Goal of the exercise: In the listing, find every line that has the string "time" and copy it.

The data:

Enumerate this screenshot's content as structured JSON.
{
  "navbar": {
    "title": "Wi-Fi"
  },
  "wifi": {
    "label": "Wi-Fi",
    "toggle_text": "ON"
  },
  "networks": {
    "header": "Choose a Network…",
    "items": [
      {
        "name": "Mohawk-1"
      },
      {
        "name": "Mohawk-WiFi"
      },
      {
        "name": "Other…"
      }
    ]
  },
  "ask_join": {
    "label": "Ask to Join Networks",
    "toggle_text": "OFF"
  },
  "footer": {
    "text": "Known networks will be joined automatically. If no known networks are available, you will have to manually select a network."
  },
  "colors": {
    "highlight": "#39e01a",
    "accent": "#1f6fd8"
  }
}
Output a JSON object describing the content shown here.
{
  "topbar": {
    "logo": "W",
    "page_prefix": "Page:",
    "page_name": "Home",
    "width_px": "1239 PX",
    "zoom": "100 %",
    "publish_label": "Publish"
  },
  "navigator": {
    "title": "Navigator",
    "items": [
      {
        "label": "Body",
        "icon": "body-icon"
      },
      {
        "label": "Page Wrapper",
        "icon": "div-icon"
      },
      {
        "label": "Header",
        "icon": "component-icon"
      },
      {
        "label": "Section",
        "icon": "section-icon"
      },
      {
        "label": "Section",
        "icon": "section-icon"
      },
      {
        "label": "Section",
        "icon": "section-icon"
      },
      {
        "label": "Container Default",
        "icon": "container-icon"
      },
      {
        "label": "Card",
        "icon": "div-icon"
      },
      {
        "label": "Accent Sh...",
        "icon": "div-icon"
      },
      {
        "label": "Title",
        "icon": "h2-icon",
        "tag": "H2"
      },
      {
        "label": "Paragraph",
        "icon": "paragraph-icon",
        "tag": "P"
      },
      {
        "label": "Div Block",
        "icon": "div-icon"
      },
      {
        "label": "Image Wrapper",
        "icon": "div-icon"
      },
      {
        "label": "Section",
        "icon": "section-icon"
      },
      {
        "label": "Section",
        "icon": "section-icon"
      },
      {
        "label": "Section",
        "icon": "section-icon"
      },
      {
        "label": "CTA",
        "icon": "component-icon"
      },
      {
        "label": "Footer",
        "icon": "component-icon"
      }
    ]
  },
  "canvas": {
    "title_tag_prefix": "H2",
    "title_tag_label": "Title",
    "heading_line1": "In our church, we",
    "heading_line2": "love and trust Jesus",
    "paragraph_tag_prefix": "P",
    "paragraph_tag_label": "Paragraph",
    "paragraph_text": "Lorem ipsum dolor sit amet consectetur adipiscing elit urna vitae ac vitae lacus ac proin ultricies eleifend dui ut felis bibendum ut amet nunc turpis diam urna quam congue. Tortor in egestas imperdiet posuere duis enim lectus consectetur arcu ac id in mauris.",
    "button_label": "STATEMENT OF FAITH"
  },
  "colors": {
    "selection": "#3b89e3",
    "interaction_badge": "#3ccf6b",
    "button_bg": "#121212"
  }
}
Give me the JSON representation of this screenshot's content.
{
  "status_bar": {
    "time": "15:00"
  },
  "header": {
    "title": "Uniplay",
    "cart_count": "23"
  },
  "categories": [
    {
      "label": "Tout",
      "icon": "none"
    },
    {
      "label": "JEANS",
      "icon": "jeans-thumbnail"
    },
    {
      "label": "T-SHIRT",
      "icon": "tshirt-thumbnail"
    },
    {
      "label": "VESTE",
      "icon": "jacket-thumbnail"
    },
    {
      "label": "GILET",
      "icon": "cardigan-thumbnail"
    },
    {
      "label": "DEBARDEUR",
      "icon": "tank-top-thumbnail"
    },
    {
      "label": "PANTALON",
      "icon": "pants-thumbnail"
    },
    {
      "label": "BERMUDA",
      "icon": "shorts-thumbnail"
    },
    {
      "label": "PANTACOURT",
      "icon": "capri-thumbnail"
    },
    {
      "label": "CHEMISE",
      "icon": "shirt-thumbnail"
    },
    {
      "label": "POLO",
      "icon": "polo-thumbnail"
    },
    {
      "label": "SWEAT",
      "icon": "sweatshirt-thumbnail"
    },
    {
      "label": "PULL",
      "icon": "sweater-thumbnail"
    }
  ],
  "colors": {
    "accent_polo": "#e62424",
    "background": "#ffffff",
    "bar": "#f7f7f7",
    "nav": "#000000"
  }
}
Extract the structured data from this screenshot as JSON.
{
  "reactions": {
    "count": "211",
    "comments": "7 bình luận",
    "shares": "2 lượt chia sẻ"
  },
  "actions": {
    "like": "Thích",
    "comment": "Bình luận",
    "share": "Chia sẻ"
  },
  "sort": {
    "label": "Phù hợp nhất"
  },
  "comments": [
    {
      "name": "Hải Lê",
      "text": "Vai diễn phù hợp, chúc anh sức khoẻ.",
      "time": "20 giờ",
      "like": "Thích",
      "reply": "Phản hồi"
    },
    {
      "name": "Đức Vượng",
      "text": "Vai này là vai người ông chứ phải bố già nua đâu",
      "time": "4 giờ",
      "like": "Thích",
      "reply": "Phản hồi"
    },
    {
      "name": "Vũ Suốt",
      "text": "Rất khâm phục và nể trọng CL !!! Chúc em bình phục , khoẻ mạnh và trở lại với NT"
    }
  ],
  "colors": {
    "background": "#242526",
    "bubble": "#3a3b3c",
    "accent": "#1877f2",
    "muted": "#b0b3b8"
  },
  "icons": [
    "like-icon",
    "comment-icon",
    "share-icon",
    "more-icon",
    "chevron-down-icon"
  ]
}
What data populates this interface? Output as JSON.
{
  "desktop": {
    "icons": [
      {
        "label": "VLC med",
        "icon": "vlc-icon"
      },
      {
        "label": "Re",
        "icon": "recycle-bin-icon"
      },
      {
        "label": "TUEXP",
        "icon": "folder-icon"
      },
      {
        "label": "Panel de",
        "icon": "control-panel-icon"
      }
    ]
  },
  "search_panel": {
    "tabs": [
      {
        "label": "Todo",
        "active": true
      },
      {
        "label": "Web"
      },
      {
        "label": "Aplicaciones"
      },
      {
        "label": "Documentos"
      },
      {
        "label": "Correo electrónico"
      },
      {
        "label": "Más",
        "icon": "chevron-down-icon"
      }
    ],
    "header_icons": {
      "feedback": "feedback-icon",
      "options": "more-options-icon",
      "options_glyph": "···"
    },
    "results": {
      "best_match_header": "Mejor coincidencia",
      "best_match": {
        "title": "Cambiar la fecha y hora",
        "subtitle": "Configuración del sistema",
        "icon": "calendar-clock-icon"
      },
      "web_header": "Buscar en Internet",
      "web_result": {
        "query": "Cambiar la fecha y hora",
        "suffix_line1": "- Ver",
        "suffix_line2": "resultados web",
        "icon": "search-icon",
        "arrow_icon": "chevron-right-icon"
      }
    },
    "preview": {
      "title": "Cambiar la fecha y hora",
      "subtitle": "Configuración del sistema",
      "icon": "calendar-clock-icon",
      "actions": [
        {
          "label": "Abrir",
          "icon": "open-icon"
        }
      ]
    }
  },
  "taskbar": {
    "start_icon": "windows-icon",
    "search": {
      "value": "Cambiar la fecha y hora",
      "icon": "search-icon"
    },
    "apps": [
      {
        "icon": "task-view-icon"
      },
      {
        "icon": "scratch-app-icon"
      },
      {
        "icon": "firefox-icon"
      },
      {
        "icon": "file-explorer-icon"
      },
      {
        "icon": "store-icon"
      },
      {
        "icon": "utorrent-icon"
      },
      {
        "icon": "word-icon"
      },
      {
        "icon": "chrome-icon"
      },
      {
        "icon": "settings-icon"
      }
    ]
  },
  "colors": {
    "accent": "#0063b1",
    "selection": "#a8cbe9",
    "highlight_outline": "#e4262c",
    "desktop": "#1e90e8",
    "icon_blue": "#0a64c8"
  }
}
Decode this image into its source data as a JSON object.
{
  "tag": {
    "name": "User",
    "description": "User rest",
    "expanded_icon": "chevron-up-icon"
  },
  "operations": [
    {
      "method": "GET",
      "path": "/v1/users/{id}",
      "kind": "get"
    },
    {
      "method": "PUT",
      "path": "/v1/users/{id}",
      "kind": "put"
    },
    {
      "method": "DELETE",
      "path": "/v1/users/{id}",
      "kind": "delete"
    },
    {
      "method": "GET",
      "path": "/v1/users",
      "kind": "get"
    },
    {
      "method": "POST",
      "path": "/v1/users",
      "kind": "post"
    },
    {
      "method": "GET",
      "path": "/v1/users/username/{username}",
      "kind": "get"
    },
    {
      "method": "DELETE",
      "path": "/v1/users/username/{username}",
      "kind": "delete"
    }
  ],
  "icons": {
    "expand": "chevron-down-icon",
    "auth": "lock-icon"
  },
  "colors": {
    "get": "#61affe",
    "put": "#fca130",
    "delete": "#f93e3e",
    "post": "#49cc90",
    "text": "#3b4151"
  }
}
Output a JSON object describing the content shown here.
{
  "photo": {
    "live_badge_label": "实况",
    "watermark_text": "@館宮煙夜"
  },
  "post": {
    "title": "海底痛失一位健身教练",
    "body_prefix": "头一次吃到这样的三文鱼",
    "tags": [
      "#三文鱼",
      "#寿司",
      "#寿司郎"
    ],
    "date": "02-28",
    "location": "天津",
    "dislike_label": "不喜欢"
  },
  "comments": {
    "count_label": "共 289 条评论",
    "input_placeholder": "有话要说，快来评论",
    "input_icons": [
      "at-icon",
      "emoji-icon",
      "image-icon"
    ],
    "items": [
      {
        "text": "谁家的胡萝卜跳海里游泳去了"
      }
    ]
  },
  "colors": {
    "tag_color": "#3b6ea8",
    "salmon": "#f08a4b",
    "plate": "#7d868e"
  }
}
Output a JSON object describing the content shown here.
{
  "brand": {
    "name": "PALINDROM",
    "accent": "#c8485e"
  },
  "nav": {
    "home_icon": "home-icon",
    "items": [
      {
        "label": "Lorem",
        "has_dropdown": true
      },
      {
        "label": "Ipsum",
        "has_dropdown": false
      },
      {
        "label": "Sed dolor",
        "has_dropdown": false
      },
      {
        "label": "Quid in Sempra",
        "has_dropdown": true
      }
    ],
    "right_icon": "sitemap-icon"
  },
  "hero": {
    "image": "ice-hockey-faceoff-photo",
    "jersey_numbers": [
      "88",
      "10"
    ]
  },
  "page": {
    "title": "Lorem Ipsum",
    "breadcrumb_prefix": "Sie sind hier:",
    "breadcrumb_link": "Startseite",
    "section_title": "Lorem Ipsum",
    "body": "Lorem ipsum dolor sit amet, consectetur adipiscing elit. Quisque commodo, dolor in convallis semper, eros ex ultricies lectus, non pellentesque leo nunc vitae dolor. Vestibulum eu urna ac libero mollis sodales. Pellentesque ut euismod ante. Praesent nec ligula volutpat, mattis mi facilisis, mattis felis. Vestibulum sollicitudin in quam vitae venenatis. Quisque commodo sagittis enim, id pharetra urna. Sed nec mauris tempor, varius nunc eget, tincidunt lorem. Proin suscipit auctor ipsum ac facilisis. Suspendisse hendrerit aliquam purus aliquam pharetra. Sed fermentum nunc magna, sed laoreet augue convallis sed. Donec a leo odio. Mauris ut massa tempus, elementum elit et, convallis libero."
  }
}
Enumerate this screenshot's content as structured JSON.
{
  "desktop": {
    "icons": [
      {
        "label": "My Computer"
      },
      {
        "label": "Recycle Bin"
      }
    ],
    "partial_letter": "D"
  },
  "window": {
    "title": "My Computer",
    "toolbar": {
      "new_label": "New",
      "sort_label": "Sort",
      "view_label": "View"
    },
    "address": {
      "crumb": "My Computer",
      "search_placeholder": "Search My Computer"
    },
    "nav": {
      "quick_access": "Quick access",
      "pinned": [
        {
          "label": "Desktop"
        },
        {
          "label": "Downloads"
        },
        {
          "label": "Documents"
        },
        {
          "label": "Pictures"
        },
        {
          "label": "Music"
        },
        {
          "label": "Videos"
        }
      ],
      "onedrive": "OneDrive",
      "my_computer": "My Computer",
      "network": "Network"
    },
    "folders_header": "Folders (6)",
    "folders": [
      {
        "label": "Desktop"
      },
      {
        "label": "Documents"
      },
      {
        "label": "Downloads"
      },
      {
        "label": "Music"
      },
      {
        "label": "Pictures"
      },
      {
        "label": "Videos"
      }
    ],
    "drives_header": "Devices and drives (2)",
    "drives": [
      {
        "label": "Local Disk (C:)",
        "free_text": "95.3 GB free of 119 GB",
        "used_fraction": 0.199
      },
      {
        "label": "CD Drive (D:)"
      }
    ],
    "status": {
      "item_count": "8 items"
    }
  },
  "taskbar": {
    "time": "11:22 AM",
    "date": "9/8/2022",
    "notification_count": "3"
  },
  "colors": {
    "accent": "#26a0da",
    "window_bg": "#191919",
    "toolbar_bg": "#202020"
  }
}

Result of this exercise:
    "time": "15:00"
      "time": "20 giờ",
      "time": "4 giờ",
    "time": "11:22 AM",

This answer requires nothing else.